## [WHAT YOU WILL DO]
A single number is expected: the count of lines in the entries below that contain "content".

## [GIVEN DATA]
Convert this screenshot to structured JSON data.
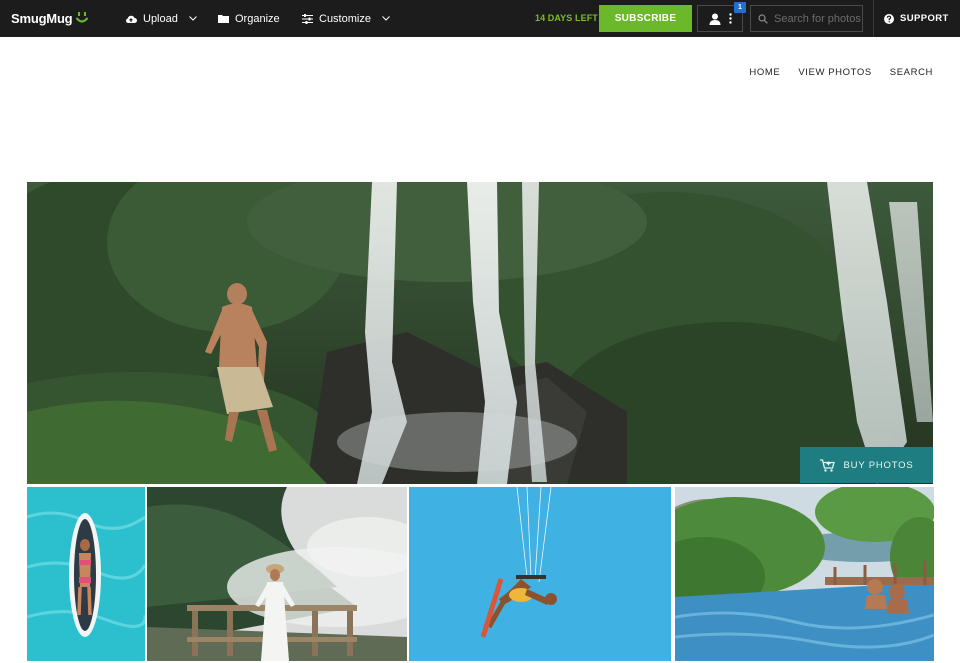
{
  "toolbar": {
    "logo_text": "SmugMug",
    "upload_label": "Upload",
    "organize_label": "Organize",
    "customize_label": "Customize",
    "trial_text": "14 DAYS LEFT",
    "subscribe_label": "SUBSCRIBE",
    "notification_count": "1",
    "search_placeholder": "Search for photos",
    "support_label": "SUPPORT",
    "accent_color": "#6cb82b"
  },
  "site_nav": {
    "items": [
      {
        "label": "HOME"
      },
      {
        "label": "VIEW PHOTOS"
      },
      {
        "label": "SEARCH"
      }
    ]
  },
  "hero": {
    "buy_label": "BUY PHOTOS",
    "buy_color": "#1d7d80"
  },
  "gallery": {
    "thumbnails": [
      {
        "subject": "paddleboard-in-pool"
      },
      {
        "subject": "woman-on-misty-lookout"
      },
      {
        "subject": "kitesurfer-in-sky"
      },
      {
        "subject": "couple-in-infinity-pool"
      }
    ]
  }
}
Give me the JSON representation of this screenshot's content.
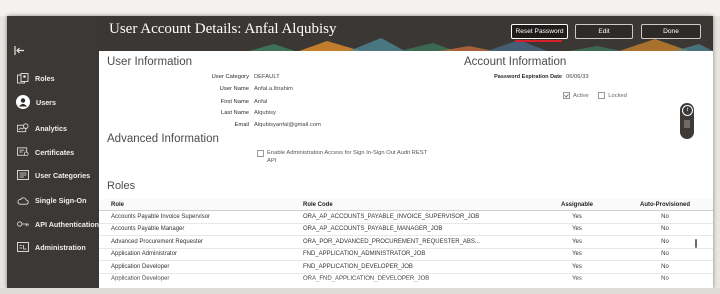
{
  "header": {
    "title": "User Account Details: Anfal Alqubisy",
    "reset_password": "Reset Password",
    "edit": "Edit",
    "done": "Done"
  },
  "sidebar": {
    "collapse_icon": "collapse-sidebar-icon",
    "items": [
      {
        "label": "Roles",
        "icon": "roles-icon"
      },
      {
        "label": "Users",
        "icon": "user-icon",
        "active": true
      },
      {
        "label": "Analytics",
        "icon": "analytics-icon"
      },
      {
        "label": "Certificates",
        "icon": "certificate-icon"
      },
      {
        "label": "User Categories",
        "icon": "user-categories-icon"
      },
      {
        "label": "Single Sign-On",
        "icon": "cloud-icon"
      },
      {
        "label": "API Authentication",
        "icon": "key-icon"
      },
      {
        "label": "Administration",
        "icon": "administration-icon"
      }
    ]
  },
  "user_info": {
    "title": "User Information",
    "category_label": "User Category",
    "category_value": "DEFAULT",
    "username_label": "User Name",
    "username_value": "Anfal.a.Ibrahim",
    "firstname_label": "First Name",
    "firstname_value": "Anfal",
    "lastname_label": "Last Name",
    "lastname_value": "Alqubisy",
    "email_label": "Email",
    "email_value": "Alqubisyanfal@gmail.com"
  },
  "account_info": {
    "title": "Account Information",
    "expiration_label": "Password Expiration Date",
    "expiration_value": "06/06/33",
    "active_label": "Active",
    "locked_label": "Locked",
    "active": true,
    "locked": false
  },
  "advanced_info": {
    "title": "Advanced Information",
    "checkbox_label_line1": "Enable Administration Access for Sign In-Sign Out Audit REST",
    "checkbox_label_line2": "API"
  },
  "roles": {
    "title": "Roles",
    "columns": [
      "Role",
      "Role Code",
      "Assignable",
      "Auto-Provisioned"
    ],
    "rows": [
      [
        "Accounts Payable Invoice Supervisor",
        "ORA_AP_ACCOUNTS_PAYABLE_INVOICE_SUPERVISOR_JOB",
        "Yes",
        "No"
      ],
      [
        "Accounts Payable Manager",
        "ORA_AP_ACCOUNTS_PAYABLE_MANAGER_JOB",
        "Yes",
        "No"
      ],
      [
        "Advanced Procurement Requester",
        "ORA_POR_ADVANCED_PROCUREMENT_REQUESTER_ABS...",
        "Yes",
        "No"
      ],
      [
        "Application Administrator",
        "FND_APPLICATION_ADMINISTRATOR_JOB",
        "Yes",
        "No"
      ],
      [
        "Application Developer",
        "FND_APPLICATION_DEVELOPER_JOB",
        "Yes",
        "No"
      ],
      [
        "Application Developer",
        "ORA_FND_APPLICATION_DEVELOPER_JOB",
        "Yes",
        "No"
      ]
    ]
  },
  "colors": {
    "sidebar_bg": "#3b3836",
    "header_bg": "#3a3734",
    "accent_underline": "#d4202a",
    "pattern_green": "#3f7d5e",
    "pattern_orange": "#d98a2b"
  }
}
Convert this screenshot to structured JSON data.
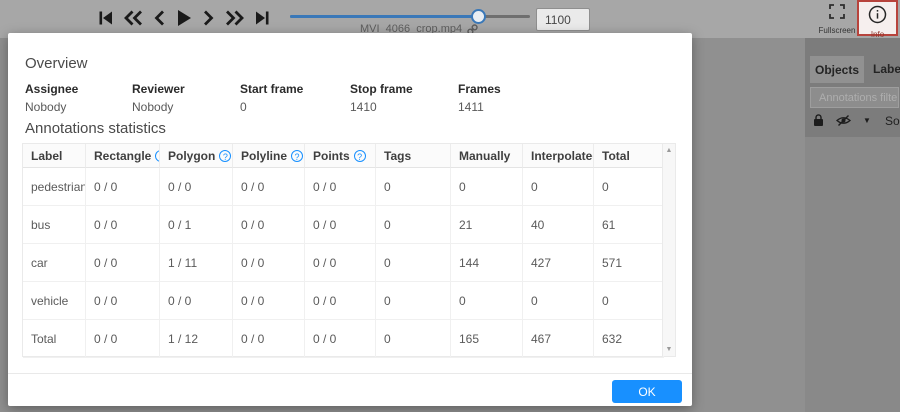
{
  "top_bar": {
    "player_icons": [
      "first-frame-icon",
      "backward-jump-icon",
      "previous-frame-icon",
      "play-icon",
      "next-frame-icon",
      "forward-jump-icon",
      "last-frame-icon"
    ],
    "filename": "MVI_4066_crop.mp4",
    "filename_link_icon": "link-icon",
    "frame_input_value": "1100",
    "slider_percent": 78,
    "fullscreen_icon": "fullscreen-icon",
    "fullscreen_label": "Fullscreen",
    "info_icon": "info-circle-icon",
    "info_label": "Info"
  },
  "sidebar": {
    "tabs": [
      {
        "label": "Objects",
        "active": true
      },
      {
        "label": "Labels",
        "active": false
      }
    ],
    "filter_icon": "filter-funnel-icon",
    "filter_placeholder": "Annotations filters",
    "toolbar_icons": [
      "lock-icon",
      "hide-eye-icon",
      "caret-down-icon"
    ],
    "sort_label_visible": "So"
  },
  "modal": {
    "overview_title": "Overview",
    "overview_fields": [
      {
        "label": "Assignee",
        "value": "Nobody"
      },
      {
        "label": "Reviewer",
        "value": "Nobody"
      },
      {
        "label": "Start frame",
        "value": "0"
      },
      {
        "label": "Stop frame",
        "value": "1410"
      },
      {
        "label": "Frames",
        "value": "1411"
      }
    ],
    "stats_title": "Annotations statistics",
    "table": {
      "columns": [
        {
          "label": "Label",
          "help": false
        },
        {
          "label": "Rectangle",
          "help": true
        },
        {
          "label": "Polygon",
          "help": true
        },
        {
          "label": "Polyline",
          "help": true
        },
        {
          "label": "Points",
          "help": true
        },
        {
          "label": "Tags",
          "help": false
        },
        {
          "label": "Manually",
          "help": false
        },
        {
          "label": "Interpolated",
          "help": false
        },
        {
          "label": "Total",
          "help": false
        }
      ],
      "rows": [
        {
          "label": "pedestrian",
          "cells": [
            "0 / 0",
            "0 / 0",
            "0 / 0",
            "0 / 0",
            "0",
            "0",
            "0",
            "0"
          ]
        },
        {
          "label": "bus",
          "cells": [
            "0 / 0",
            "0 / 1",
            "0 / 0",
            "0 / 0",
            "0",
            "21",
            "40",
            "61"
          ]
        },
        {
          "label": "car",
          "cells": [
            "0 / 0",
            "1 / 11",
            "0 / 0",
            "0 / 0",
            "0",
            "144",
            "427",
            "571"
          ]
        },
        {
          "label": "vehicle",
          "cells": [
            "0 / 0",
            "0 / 0",
            "0 / 0",
            "0 / 0",
            "0",
            "0",
            "0",
            "0"
          ]
        },
        {
          "label": "Total",
          "cells": [
            "0 / 0",
            "1 / 12",
            "0 / 0",
            "0 / 0",
            "0",
            "165",
            "467",
            "632"
          ]
        }
      ]
    },
    "ok_label": "OK"
  },
  "colors": {
    "accent_blue": "#1890ff",
    "slider_blue": "#3a78b8",
    "info_highlight_red": "#b7433c",
    "modal_bg": "#ffffff",
    "toolbar_bg": "#a7a7a7",
    "dimmed_bg": "#909090"
  }
}
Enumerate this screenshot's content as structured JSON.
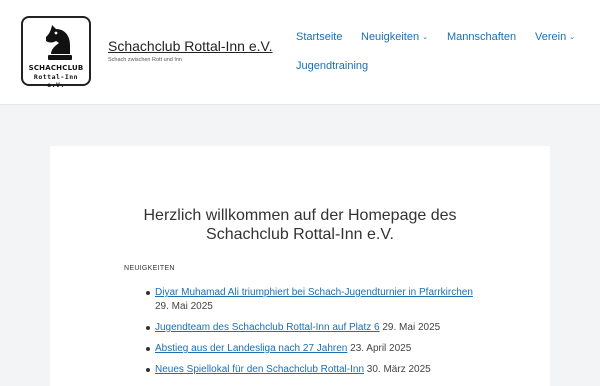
{
  "site": {
    "logo_line1": "SCHACHCLUB",
    "logo_line2": "Rottal-Inn e.V.",
    "title": "Schachclub Rottal-Inn e.V.",
    "tagline": "Schach zwischen Rott und Inn"
  },
  "nav": {
    "startseite": "Startseite",
    "neuigkeiten": "Neuigkeiten",
    "mannschaften": "Mannschaften",
    "verein": "Verein",
    "jugendtraining": "Jugendtraining",
    "chevron": "⌄"
  },
  "main": {
    "heading_line1": "Herzlich willkommen auf der Homepage des",
    "heading_line2": "Schachclub Rottal-Inn e.V.",
    "section_label": "NEUIGKEITEN",
    "news": [
      {
        "title": "Diyar Muhamad Ali triumphiert bei Schach-Jugendturnier in Pfarrkirchen",
        "date": "29. Mai 2025"
      },
      {
        "title": "Jugendteam des Schachclub Rottal-Inn auf Platz 6",
        "date": "29. Mai 2025"
      },
      {
        "title": "Abstieg aus der Landesliga nach 27 Jahren",
        "date": "23. April 2025"
      },
      {
        "title": "Neues Spiellokal für den Schachclub Rottal-Inn",
        "date": "30. März 2025"
      }
    ]
  },
  "colors": {
    "link": "#1a6fb5",
    "background": "#f3f4f6",
    "card": "#ffffff"
  },
  "icons": {
    "logo": "chess-knight-icon"
  }
}
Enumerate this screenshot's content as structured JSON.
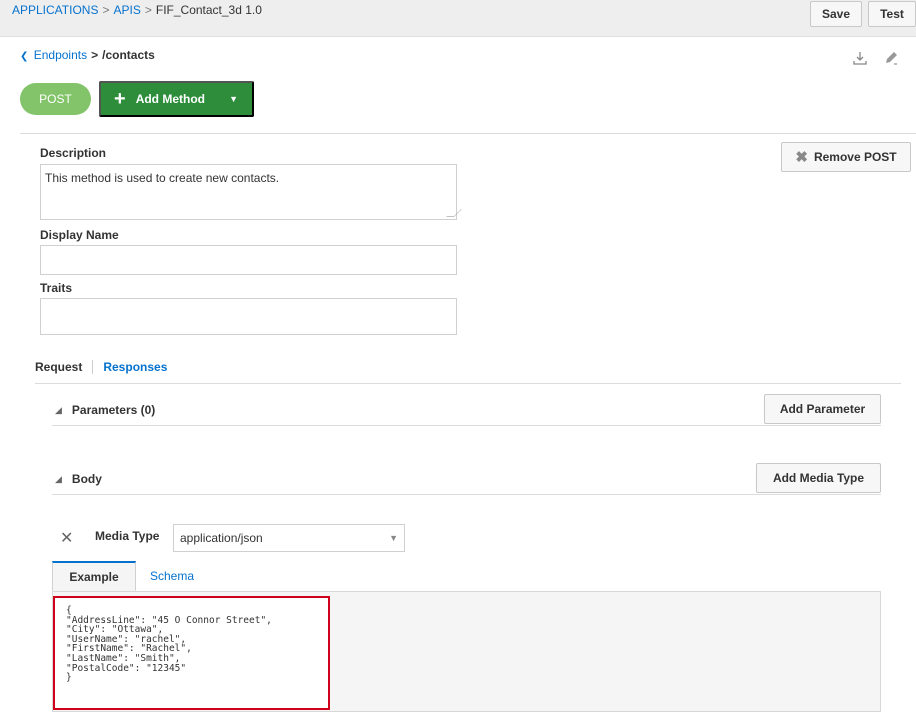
{
  "breadcrumb": {
    "applications": "APPLICATIONS",
    "apis": "APIS",
    "current": "FIF_Contact_3d  1.0",
    "separator": ">"
  },
  "toolbar": {
    "save_label": "Save",
    "test_label": "Test"
  },
  "endpoint_nav": {
    "back_label": "Endpoints",
    "separator": ">",
    "path": "/contacts"
  },
  "icons": {
    "download": "download-icon",
    "edit": "edit-icon"
  },
  "method": {
    "badge": "POST",
    "add_method_label": "Add Method"
  },
  "form": {
    "description_label": "Description",
    "description_value": "This method is used to create new contacts.",
    "display_name_label": "Display Name",
    "display_name_value": "",
    "traits_label": "Traits",
    "traits_value": "",
    "remove_label": "Remove POST"
  },
  "tabs": {
    "request": "Request",
    "responses": "Responses"
  },
  "sections": {
    "parameters_title": "Parameters (0)",
    "add_parameter_label": "Add Parameter",
    "body_title": "Body",
    "add_media_type_label": "Add Media Type"
  },
  "media": {
    "label": "Media Type",
    "selected": "application/json"
  },
  "example_tabs": {
    "example": "Example",
    "schema": "Schema"
  },
  "example_body": "{\n\"AddressLine\": \"45 O Connor Street\",\n\"City\": \"Ottawa\",\n\"UserName\": \"rachel\",\n\"FirstName\": \"Rachel\",\n\"LastName\": \"Smith\",\n\"PostalCode\": \"12345\"\n}",
  "colors": {
    "link": "#0572ce",
    "post_badge": "#83c46a",
    "add_method": "#2d8d3b",
    "highlight_border": "#d0021b"
  }
}
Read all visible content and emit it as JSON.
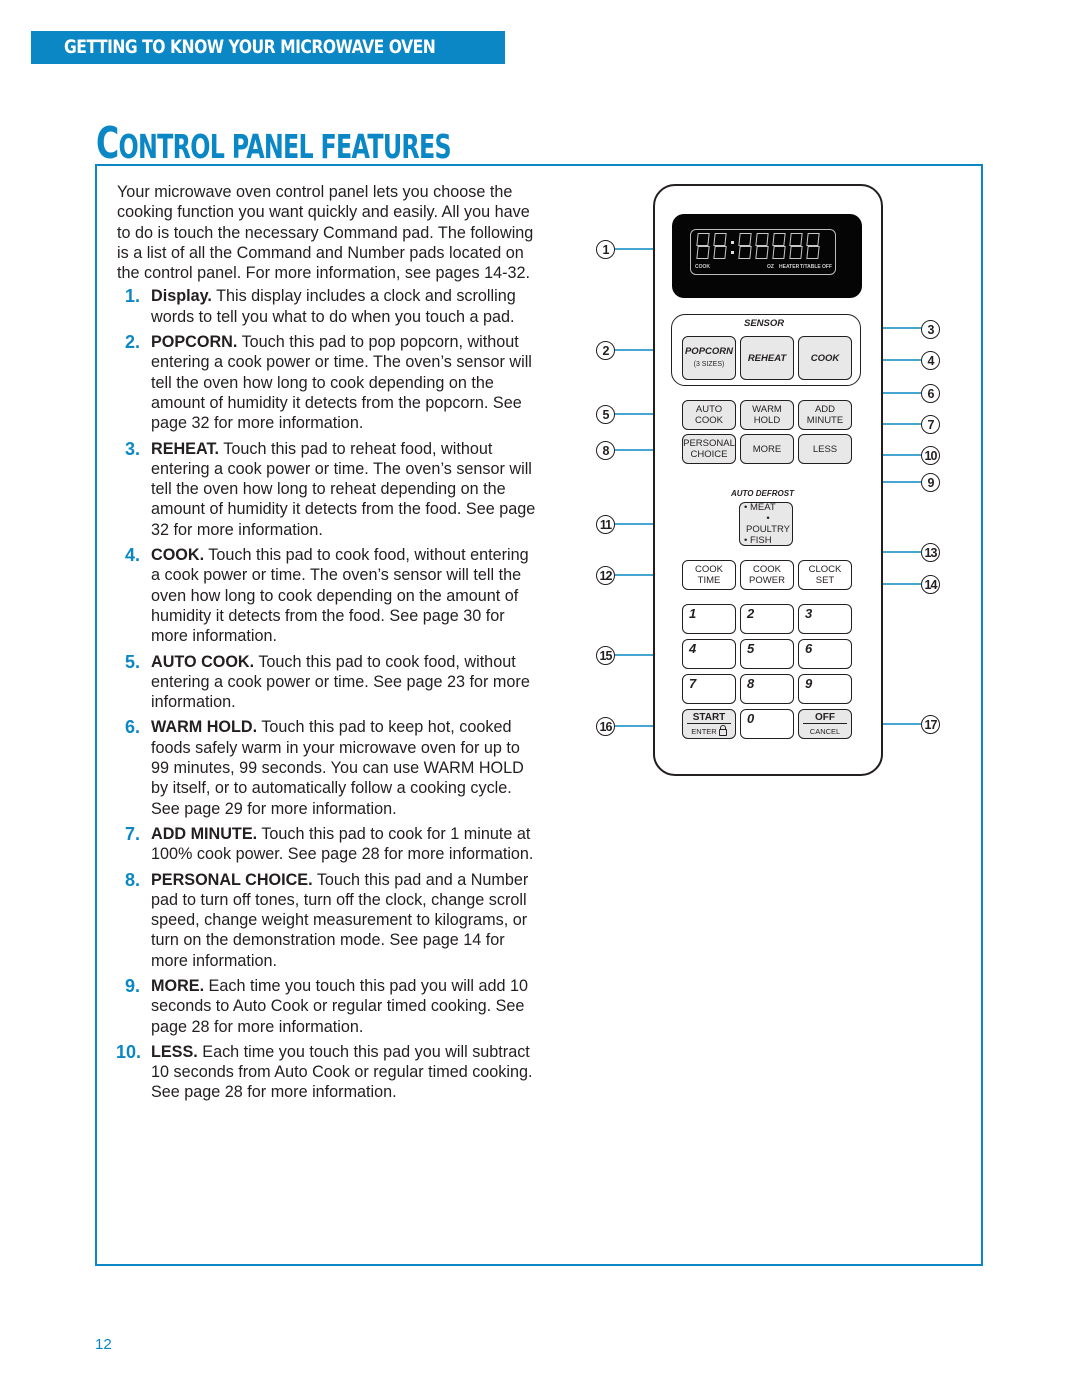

## [ANSWER]
4